The term “brand” originates from the need to brand and stamp one’s character on a product, a physical object: something that makes it easier for customers to recognize it. Today, brands exist for both goods and services. This is, however, more of a challenge for services because they lack any physical dimension. In many cases, there is nowhere else to brand than on a business card, a sign or an invoice.
The actual service is difficult or perhaps totally impossible to brand. In the Western world, where services account for a large element of wealth creation, creating equally good and recognizable brands is a challenge. The reason for this is not just that it is difficult to brand these services in the same way as physical products; it is also because services are created to a greater extent through the experience the customer obtains. It is mainly people who are responsible for this experience.

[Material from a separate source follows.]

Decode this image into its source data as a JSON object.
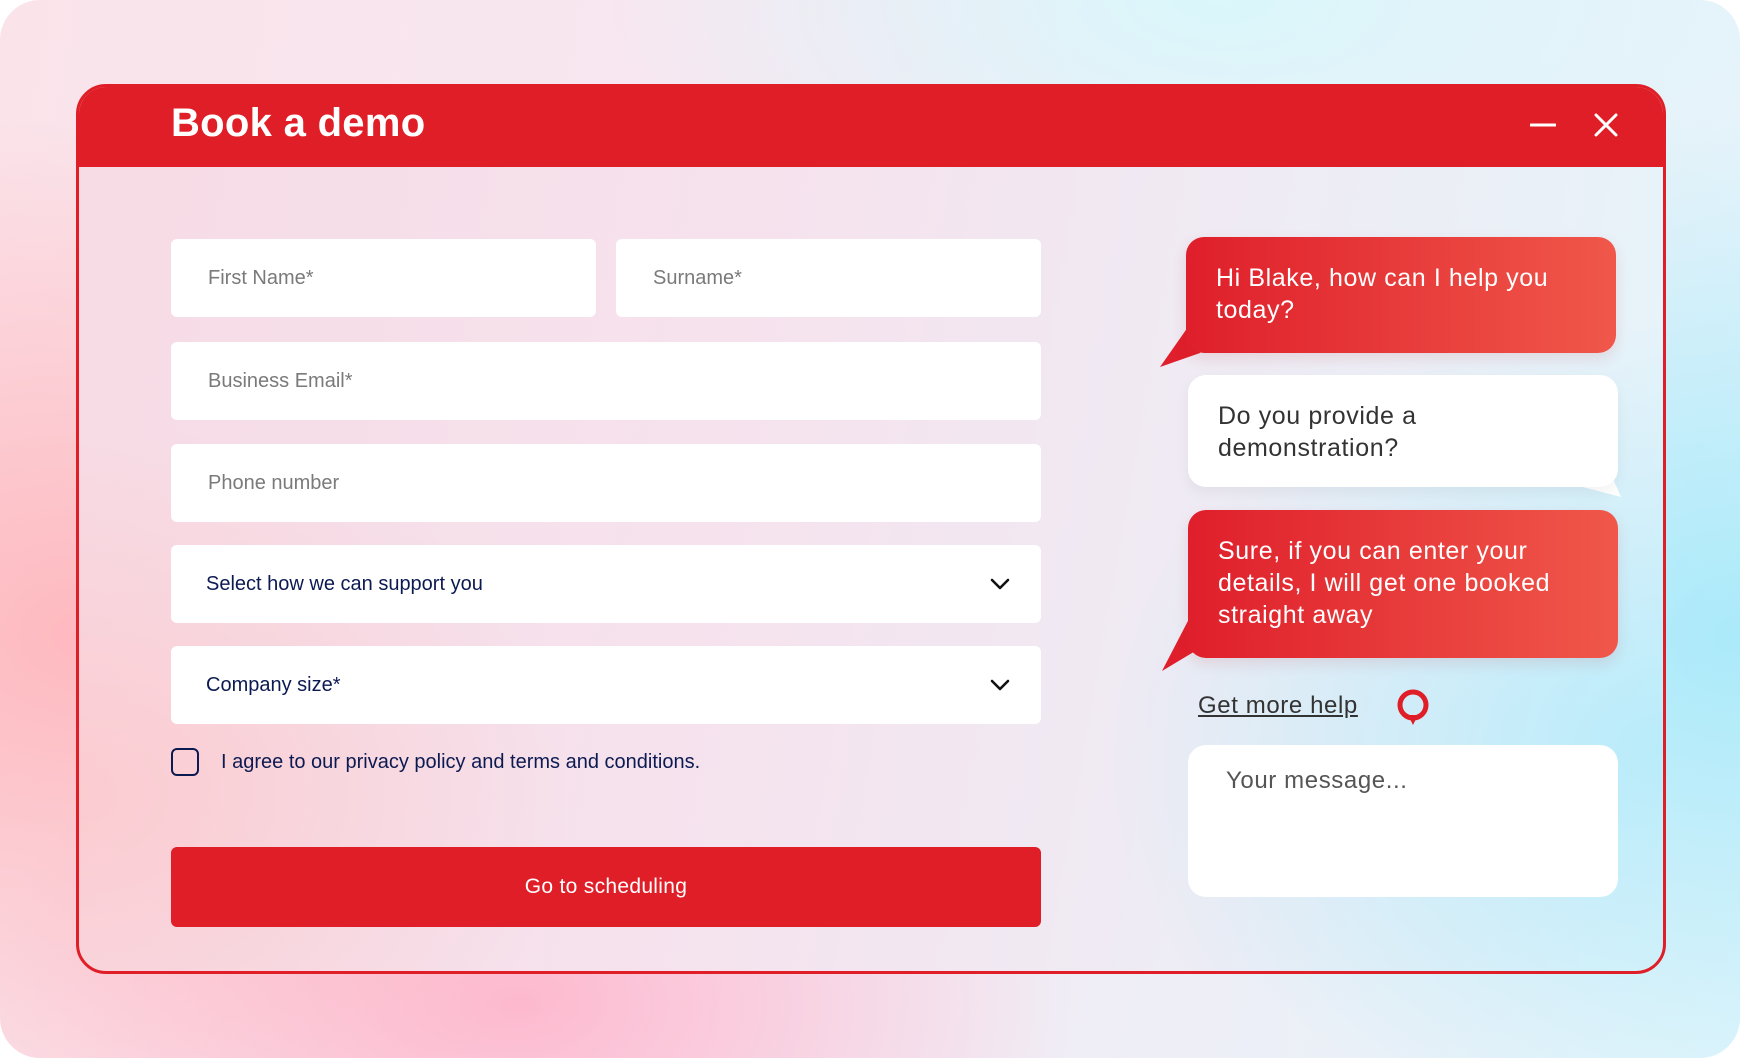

Where there is a lack of ways to guide an employee on how services are to be produced and supplied, it is in many cases up to the individual employee to find this out by himself. For this reason, there are great variations in the experience for the customer, which again makes it difficult to recognize the brand.
In this article, I advocate that it is fully possible to build alliances between brands and people. The solution is to get to the bottom of what is the most meaningful part of the brand. For that, we have peel away the layers to get to the brand’s core. Here we find the brand’s purpose. And the brand’s purpose is the most important asset in relation to the target groups.
Purpose is the brand’s real self, it’s the guiding star everyone who works with the brand should steer after. Many companies have long been concerned with core values, but the fact is that these do not differentiate the brand in the same way as purpose. While values act as guidelines, the purpose says something about why we have chosen to do the job we do – why companies exist.
The purpose is what links the company’s stakeholders together in a way that strengthens the brand while serving everyone who is concerned about it. This makes the brand more human, attracts customers and potential employees and represents value beyond pure financial gain.
But how do you get started? And what means must be used to succeed? This and more is what I want to address in this article where I go into the depth of how purpose builds bridges between the brand and the people closest to it.
Read on to find out which branding activities you need to employ to ensure that your audiences find the best value in your brand. We will look at this in relation to customers, employees and even investors. These groups are different in nature and require a tailored approach.
It is often useful to see how others have solved it. Therefore, in this article I share examples of some strong purpose statements (and one not so strong) from real brands.
If you’re passionate about connecting with your audience, then I’m positive you’ll benefit from reading the full article.